The Susan G. Komen for the Cure has an entire section devoted to registered products, many of which are cheaper on their site.
How much of your money benefits the cause?
You want to find out if companies are donating a set amount of money to a charity or a percentage of every purchase. With a set amount, once the goal is reached-- your purchase may not matter. So be sure to read the fine print. And if you don't see that on a label, ask.
Many food products operate this way. Those cereal boxes, soup cans and yogurt cups will give a certain portion of money toward breast cancer research.
For example, Yoplait has a promotion where it asks people to send in those pink lids so that it can donate 10 cents for every pink lid it receives. The company will actually donate a minimum of $500,000 all the way up to $1.6 million depending on how many it gets in. Over that last 12 years the company has donated $25 million to breast cancer causes. So that’s not to say it’s not a good promotion, it’s just helpful to know that after a certain point your lid may not count.
How will the organization use your money?
This is more of a question about the charity. A good rule of thumb is any charity that spends at least 65 percent on its programs is considered a wise investment. You want 35 percent or less to be spent on fund-raising and administrative costs.
Is the program meaningful to you?
"I have a friend whose mom had breast cancer. So I tend to go for products that support breast cancer awareness," said Cindy Egertson.
One recent survey found 85 percent of shoppers said they have a more positive image of a company or product when it supports a cause they believe in and 80 percent said they're more likely to switch brands to support a cause.
For example, the pink ribbon donut campaign Krispy Kreme does every year where when you buy a dozen pink ribbon donuts the company donates $1 to Komen Austin can be a way to build brand loyalty.
The truth is we all want to feel good when we shop especially at a time when so many of us are looking to save.
Products that donate the most
Whether it's a portion of the proceeds or a fixed amount of money some products do more good than others. Two of the best--involve makeup and food.
MAC doesn't just pay lip service to its cause. Buy any one of the six different colors of Viva Glam lipstick and 100 percent of the purchase price goes to charities that support people living with AIDS. Since 1994 MAC has raised than $150 million dollars for the MAC AIDS fund.
"I think that's generous especially from a big company like that. It's generous and I appreciate that," said Cathy Ludford.
The late Paul Newman set up Newman's Own Foundation back in 1982. Once the company pays for the ingredients and production costs of each bottle of salad dressing and salsa, the rest of the money--all of it--helps raise money for various charities.
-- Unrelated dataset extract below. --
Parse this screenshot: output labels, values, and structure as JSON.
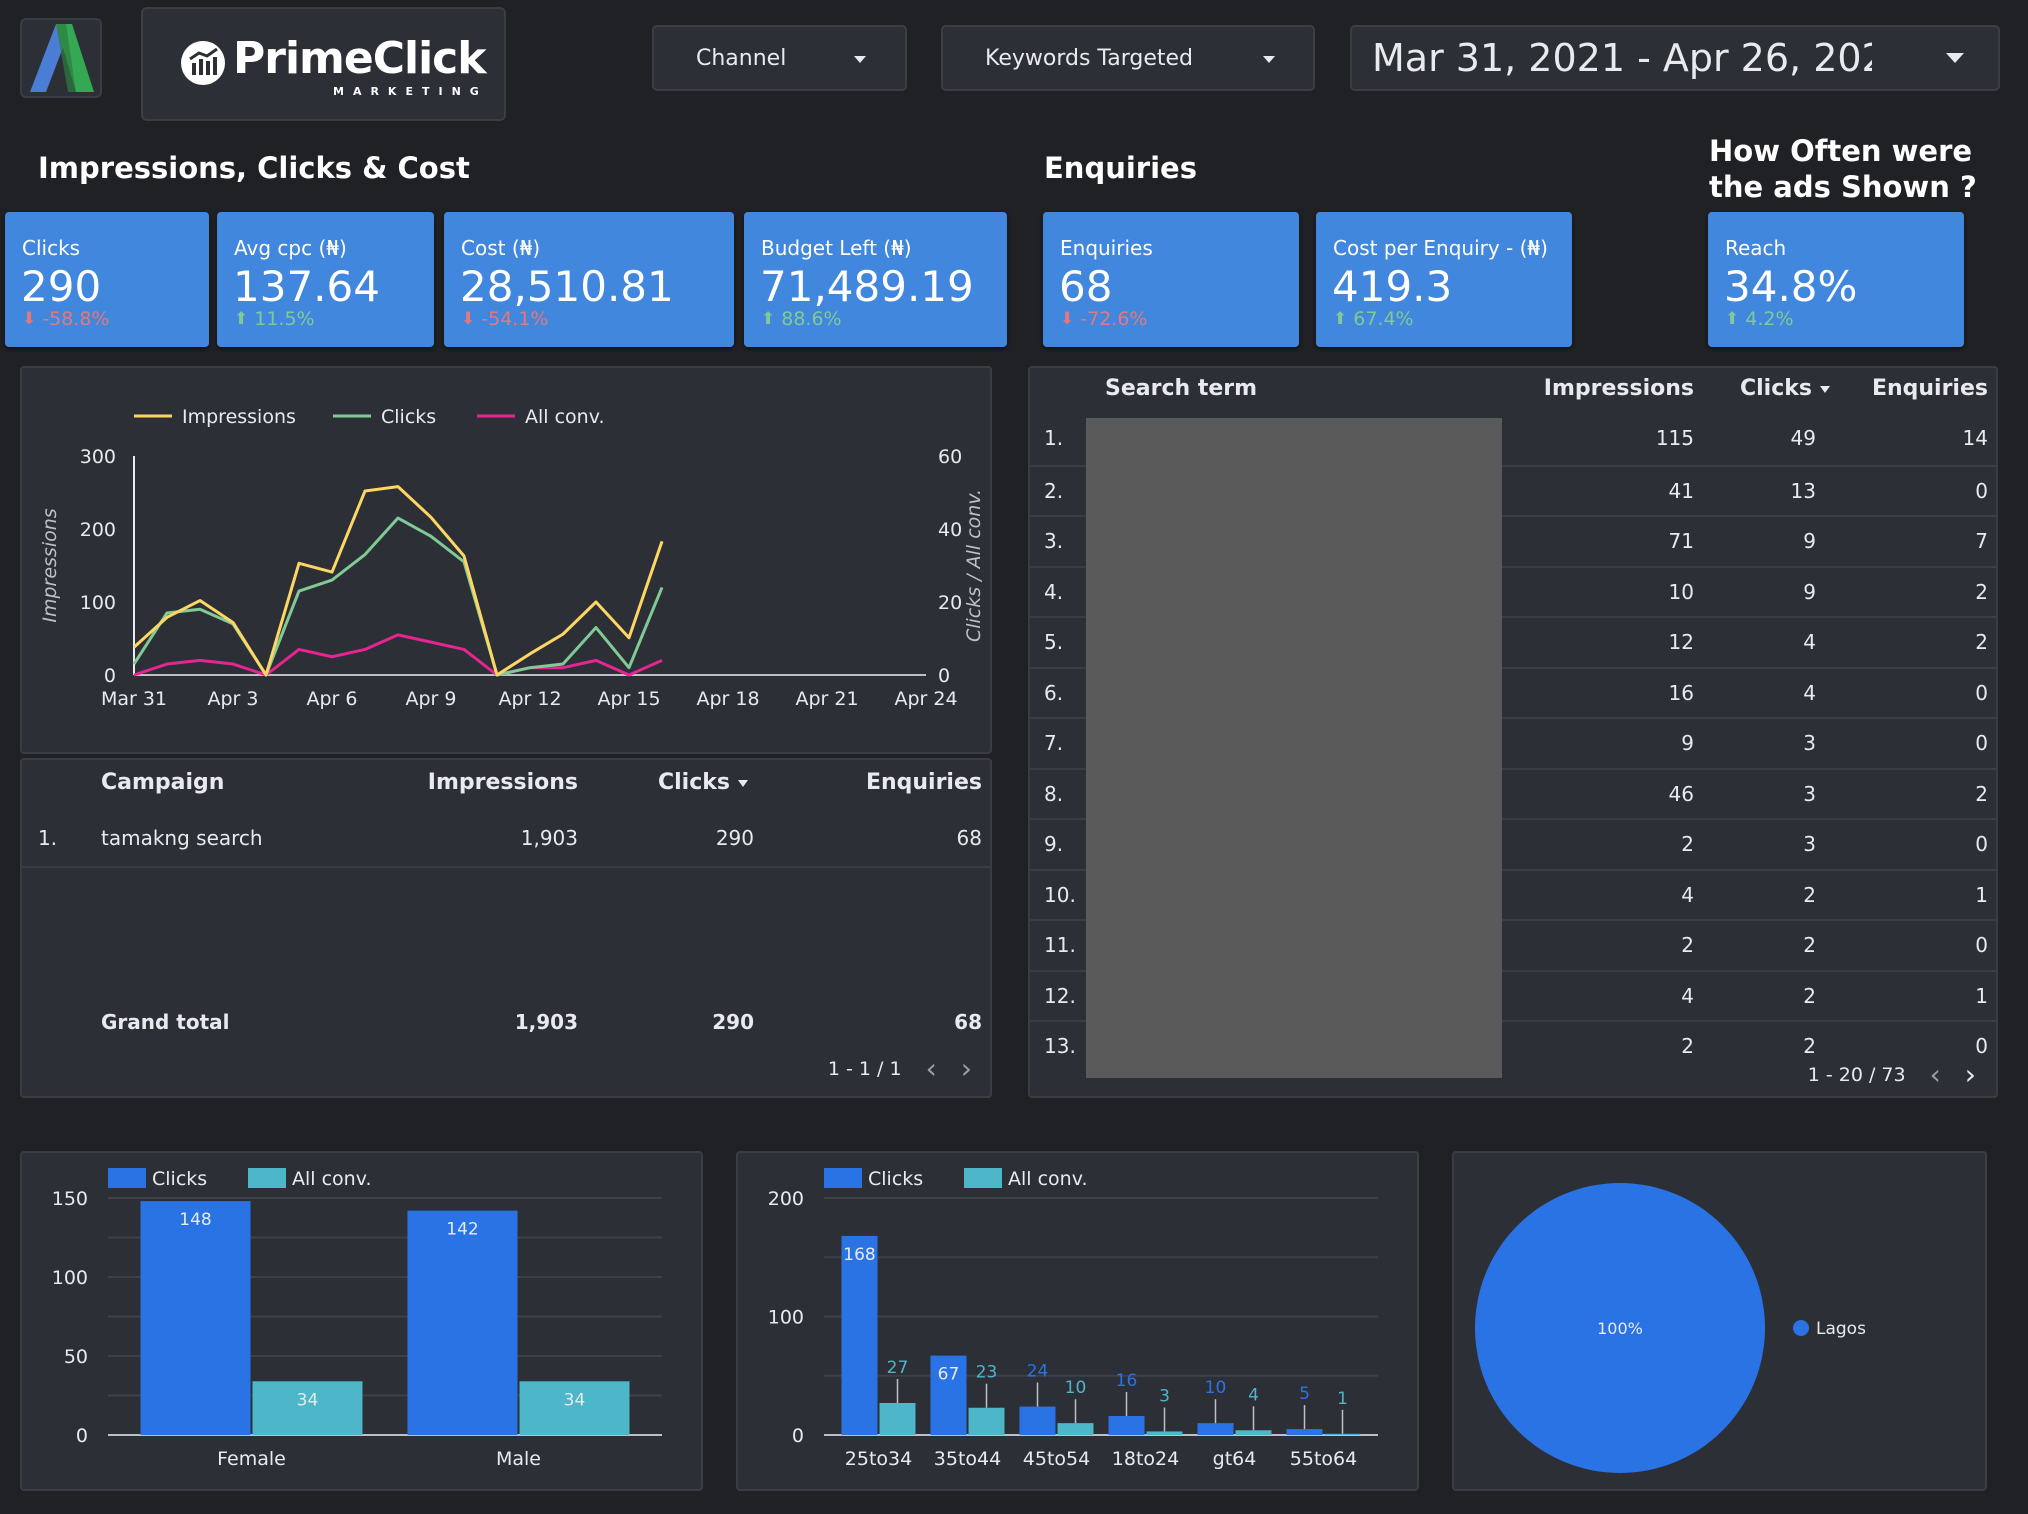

The products have raised more than $295 million so far.
Other ways to help
Melinda Brasher of the Austin Examiner has some other ways to eat and support breast cancer research this month.